Weight is a measure of the force of gravity acting upon the mass of the WSC aircraft. Weight consists of everything directly associated with the WSC aircraft in flight: the combined load of the total WSC aircraft (wing, wires, engine, carriage, fuel, oil, people, clothing, helmets, baggage, charts, books, checklists, pencils, handheld global positioning system (GPS), spare clothes, suitcase, etc.).
During gliding flight, weight is broken down into two components. The component that opposes the lift, acting perpendicular to flight/glide path, and the component that opposes the drag and acts in the direction of the flight/glide path. During gliding flight, this component of weight is the weight component providing the forward force which some call thrust for gliding flight.
During gliding, straight, and descending in unaccelerated flight:
Lift (L) and Drag (D) components = Resultant force (RF) = Weight (W)
Total Drag (DT) = Weight component (WD) in the direction of flight
Lift (L) = Weight component (WL) that opposes lift
Similar to airplanes, gliders, and PPC during gliding flight, less lift is required because the resultant force composed of lift and drag provides the force to lift the weight. In other words, in gliding flight, drag helps support the weight. [Figure 2-19]
At a constant airspeed, the amount of thrust determines whether an aircraft climbs, flies level, or descends. With the engine idle or shut off, a pilot is descending or gliding down. Maintaining a constant airspeed, when enough thrust is added to produce level flight, the relative wind stream becomes horizontal with the Earth and the AOA remains about the same. As described for the airplane in the Pilot’s Handbook of Aeronautical Knowledge, thrust equals total drag for level flight. [Figure 2-20]
When in straight and level, unaccelerated flight:
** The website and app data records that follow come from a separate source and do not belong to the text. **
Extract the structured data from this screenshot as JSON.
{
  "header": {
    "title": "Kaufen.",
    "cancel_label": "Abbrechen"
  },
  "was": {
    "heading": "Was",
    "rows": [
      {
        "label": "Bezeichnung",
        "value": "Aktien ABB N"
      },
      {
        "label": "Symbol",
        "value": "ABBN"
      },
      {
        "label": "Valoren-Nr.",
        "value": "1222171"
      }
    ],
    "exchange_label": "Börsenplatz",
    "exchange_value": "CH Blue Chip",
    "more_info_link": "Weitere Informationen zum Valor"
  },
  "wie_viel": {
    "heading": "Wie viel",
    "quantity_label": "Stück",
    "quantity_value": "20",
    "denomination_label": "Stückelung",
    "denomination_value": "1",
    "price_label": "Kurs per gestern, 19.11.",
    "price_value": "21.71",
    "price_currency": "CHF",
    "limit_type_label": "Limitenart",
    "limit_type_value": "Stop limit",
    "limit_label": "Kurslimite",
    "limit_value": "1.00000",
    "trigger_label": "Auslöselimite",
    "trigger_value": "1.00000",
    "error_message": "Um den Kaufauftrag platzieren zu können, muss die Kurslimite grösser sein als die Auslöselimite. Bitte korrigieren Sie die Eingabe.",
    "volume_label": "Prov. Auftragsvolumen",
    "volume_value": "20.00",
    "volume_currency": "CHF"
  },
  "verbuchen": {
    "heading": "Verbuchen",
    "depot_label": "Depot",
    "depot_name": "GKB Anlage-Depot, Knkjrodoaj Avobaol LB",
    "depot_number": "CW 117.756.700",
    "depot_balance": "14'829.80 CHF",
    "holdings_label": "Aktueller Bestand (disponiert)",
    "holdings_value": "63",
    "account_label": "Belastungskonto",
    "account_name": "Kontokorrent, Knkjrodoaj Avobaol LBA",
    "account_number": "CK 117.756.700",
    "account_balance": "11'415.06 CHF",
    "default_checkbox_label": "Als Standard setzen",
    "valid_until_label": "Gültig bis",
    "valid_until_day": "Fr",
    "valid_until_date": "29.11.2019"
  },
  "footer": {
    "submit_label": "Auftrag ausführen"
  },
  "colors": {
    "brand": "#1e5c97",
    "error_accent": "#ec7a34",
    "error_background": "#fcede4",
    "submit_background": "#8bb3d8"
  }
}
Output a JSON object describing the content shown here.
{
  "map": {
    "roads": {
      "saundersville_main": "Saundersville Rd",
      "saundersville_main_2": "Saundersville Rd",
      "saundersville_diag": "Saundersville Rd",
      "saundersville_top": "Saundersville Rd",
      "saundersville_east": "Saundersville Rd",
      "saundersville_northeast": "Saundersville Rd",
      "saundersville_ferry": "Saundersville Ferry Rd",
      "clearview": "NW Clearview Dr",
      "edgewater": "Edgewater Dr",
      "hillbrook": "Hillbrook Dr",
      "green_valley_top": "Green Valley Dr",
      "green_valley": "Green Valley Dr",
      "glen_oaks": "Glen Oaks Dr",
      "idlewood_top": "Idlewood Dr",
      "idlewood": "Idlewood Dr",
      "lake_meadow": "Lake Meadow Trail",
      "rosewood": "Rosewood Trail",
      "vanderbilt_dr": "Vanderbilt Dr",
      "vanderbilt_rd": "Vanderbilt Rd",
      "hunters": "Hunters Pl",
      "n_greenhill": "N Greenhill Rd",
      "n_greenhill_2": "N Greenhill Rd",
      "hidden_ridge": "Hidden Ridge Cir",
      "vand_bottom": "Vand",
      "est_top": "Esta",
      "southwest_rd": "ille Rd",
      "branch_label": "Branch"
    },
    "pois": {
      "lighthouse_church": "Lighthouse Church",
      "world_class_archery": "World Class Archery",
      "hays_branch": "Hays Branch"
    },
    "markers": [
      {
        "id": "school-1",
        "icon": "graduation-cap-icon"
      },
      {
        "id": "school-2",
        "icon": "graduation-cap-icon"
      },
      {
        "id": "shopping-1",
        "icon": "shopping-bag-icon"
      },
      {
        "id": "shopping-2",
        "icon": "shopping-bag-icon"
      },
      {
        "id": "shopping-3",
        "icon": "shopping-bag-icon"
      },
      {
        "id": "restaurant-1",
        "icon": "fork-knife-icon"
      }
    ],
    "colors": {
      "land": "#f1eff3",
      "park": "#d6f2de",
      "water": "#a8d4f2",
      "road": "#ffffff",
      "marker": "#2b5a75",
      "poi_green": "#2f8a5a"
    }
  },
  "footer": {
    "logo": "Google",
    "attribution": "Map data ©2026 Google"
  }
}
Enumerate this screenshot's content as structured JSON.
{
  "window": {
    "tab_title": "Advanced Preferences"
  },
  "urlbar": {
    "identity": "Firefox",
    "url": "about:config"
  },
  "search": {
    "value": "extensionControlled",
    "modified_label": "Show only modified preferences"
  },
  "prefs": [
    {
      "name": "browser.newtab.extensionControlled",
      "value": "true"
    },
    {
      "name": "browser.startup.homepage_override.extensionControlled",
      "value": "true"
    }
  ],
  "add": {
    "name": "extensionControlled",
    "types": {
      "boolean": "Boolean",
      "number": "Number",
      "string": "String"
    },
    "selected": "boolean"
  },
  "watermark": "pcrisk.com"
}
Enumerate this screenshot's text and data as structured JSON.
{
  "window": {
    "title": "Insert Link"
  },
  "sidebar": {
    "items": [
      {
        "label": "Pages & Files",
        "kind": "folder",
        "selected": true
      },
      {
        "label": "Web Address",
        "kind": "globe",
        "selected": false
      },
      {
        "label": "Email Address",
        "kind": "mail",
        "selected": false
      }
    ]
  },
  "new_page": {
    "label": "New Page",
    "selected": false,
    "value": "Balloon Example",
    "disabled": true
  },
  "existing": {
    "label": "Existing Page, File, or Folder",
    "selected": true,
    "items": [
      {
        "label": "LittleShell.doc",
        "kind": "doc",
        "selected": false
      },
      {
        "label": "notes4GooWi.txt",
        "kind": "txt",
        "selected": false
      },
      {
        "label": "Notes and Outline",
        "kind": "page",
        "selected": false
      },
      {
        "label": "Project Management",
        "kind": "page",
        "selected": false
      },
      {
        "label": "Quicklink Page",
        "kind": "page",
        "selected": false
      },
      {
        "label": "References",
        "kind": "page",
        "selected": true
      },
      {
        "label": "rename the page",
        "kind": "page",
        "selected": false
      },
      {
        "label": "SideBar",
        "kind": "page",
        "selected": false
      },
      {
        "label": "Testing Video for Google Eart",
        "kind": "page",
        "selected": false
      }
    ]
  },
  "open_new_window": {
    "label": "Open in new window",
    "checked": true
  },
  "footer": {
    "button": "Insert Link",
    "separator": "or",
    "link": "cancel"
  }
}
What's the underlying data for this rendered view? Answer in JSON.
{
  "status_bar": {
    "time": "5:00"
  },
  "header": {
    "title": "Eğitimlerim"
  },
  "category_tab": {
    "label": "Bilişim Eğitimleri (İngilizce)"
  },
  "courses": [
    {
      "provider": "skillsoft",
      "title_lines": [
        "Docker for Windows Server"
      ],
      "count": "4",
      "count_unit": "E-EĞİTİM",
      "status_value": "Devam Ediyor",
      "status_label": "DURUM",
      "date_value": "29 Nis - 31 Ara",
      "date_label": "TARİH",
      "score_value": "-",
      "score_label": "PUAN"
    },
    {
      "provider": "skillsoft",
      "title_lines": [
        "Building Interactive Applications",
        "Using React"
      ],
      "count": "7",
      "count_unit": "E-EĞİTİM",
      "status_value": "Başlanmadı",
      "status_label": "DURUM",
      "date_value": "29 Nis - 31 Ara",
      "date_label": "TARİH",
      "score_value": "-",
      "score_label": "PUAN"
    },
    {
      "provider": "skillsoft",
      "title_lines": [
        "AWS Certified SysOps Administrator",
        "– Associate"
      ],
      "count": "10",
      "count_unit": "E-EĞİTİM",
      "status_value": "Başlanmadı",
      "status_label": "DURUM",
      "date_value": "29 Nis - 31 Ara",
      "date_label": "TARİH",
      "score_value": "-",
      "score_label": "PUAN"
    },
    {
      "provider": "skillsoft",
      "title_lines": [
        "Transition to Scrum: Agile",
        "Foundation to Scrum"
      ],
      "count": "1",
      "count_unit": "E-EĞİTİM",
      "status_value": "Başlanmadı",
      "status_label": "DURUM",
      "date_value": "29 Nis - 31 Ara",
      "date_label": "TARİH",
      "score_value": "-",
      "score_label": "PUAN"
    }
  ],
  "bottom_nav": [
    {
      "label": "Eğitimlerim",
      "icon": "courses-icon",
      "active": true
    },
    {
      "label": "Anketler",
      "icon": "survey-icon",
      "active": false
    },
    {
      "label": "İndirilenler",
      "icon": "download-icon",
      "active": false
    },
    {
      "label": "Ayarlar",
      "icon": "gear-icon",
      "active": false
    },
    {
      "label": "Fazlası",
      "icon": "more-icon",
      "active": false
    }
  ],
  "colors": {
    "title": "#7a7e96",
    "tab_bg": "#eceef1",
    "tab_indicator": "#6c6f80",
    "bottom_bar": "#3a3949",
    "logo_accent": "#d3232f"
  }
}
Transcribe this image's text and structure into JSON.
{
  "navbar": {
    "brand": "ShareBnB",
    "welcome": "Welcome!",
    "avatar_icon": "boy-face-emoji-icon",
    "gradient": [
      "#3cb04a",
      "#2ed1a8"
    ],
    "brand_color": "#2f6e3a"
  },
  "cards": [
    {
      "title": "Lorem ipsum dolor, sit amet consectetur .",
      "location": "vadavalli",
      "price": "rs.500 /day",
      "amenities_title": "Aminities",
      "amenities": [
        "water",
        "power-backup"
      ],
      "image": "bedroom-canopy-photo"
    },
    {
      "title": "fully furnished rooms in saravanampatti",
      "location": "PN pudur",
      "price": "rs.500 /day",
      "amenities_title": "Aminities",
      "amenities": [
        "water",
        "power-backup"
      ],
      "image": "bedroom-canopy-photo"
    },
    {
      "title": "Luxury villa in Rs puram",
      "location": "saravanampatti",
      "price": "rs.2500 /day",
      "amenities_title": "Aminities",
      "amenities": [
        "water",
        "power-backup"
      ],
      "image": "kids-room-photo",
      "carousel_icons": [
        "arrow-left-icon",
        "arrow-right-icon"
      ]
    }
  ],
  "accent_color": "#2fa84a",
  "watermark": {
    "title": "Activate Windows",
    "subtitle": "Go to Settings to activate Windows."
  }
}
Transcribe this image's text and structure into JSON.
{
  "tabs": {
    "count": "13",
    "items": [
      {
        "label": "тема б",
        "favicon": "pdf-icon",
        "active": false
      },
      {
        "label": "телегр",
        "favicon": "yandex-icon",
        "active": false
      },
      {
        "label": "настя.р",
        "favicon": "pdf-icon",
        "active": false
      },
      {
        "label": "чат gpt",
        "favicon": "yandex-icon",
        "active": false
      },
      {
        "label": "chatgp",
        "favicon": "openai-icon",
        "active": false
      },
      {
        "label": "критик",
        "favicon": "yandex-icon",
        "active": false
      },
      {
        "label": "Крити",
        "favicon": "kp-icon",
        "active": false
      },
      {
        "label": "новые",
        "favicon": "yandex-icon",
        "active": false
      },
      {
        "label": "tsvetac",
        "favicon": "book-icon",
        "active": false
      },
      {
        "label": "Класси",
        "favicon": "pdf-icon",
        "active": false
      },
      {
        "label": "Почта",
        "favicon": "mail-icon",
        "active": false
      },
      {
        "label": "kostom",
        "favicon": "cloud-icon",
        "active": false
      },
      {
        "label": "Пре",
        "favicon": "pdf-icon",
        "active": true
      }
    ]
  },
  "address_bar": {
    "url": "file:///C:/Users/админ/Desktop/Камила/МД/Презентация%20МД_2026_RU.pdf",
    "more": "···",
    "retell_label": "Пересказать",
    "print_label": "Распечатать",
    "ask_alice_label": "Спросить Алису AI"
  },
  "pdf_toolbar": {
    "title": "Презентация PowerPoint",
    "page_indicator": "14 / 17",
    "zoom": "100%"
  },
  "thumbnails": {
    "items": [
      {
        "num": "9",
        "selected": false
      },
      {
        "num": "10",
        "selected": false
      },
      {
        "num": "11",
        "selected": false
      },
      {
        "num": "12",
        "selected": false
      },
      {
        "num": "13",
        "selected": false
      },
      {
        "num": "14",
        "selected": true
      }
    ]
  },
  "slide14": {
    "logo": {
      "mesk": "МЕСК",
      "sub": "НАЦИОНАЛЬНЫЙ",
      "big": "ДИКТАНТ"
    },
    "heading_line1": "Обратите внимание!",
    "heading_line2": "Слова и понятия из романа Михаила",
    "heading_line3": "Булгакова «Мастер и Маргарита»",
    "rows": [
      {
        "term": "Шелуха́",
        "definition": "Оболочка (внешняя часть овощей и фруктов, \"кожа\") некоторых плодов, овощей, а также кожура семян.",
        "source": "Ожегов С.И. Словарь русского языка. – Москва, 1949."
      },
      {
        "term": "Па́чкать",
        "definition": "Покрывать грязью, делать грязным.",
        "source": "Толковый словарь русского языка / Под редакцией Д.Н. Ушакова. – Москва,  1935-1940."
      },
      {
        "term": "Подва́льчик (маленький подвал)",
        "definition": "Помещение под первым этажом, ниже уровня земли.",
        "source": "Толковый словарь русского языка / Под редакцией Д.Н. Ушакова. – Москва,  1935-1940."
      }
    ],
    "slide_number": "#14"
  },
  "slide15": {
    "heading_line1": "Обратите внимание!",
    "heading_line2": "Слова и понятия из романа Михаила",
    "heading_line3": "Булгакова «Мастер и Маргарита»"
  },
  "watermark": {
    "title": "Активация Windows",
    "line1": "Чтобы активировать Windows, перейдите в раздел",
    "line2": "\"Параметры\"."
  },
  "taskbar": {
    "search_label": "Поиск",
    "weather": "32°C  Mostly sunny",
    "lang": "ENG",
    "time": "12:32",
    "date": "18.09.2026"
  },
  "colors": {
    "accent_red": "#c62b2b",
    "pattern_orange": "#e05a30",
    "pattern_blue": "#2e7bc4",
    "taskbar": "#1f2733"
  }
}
Lift (L) = Weight (W)
Thrust = Total Drag (DT)
At a constant airspeed, when excess thrust is added to produce climbing flight, the relative airstream becomes an inclined plane leading upward while AOA remains about the same. The excess thrust determines the climb rate and climb angle of the flightpath. [Figure 2-21]
When in straight and climbing, unaccelerated flight:
Lift (L) = Component of weight that opposes lift
Weight (W) = Resultant force (FR) of lift (L) and excess thrust to climb (TE)
Thrust = Total drag (DT) plus rearward component of weight
Thrust Required for Increases in Speed
Above the lowest total drag airspeed [Figure 2-18], faster speeds (lower angles of attack) for level and climbing flight requires greater thrust because of the increased drag created from the faster speeds.
AOA is the primary control of increasing and decreasing speeds, and increasing thrust generally does not produce higher speeds, but additional thrust is required to maintain level flight at higher speeds.
Ground effect is when the wing is flying close to the ground and there is interference of the ground with the airflow patterns created by the wing. At the same angle of attack, lift increases slightly and the drag decreases significantly. The most apparent indication from ground effect is the unexpected lift given to an aircraft as it flies close to the ground—normally during takeoffs and landings. More details for ground effect aerodynamics are found in the Pilot’s Handbook of Aeronautical Knowledge. Flight characteristics for ground effect are covered in the takeoff and landing chapters.
Center of Gravity (CG)
The CG is the theoretical point of concentrated weight of the aircraft. It is the point within the WSC aircraft about which all the moments trying to rotate it during flight are balanced. The most obvious difference in the CG for a WSC aircraft is the vertical position compared to an airplane, as it is always lower than the wing. The Pilot’s Handbook of Aeronautical Knowledge accurately states the CG is generally in the vertical center of the fuselage. The same is true for the WSC aircraft. However, the WSC wing is higher above the fuselage/carriage and, since most of the weight is centered in the carriage, the CG is well below the wing.
In a two-seat WSC aircraft, the second seat is typically behind the pilot’s seat and the CG is usually located close to the rear passenger seat. Therefore, the CG location does not change significantly with a passenger. Fuel tanks are typically located near the vertical CG so any difference in fuel quantity does not significantly change the CG fore and aft with different fuel quantities.
For level flight, the CG is directly below the wing/carriage attachment point known as the hang point, and the propeller thrust line is typically designed to be near the vertical position of the CG. [Figure 2-22]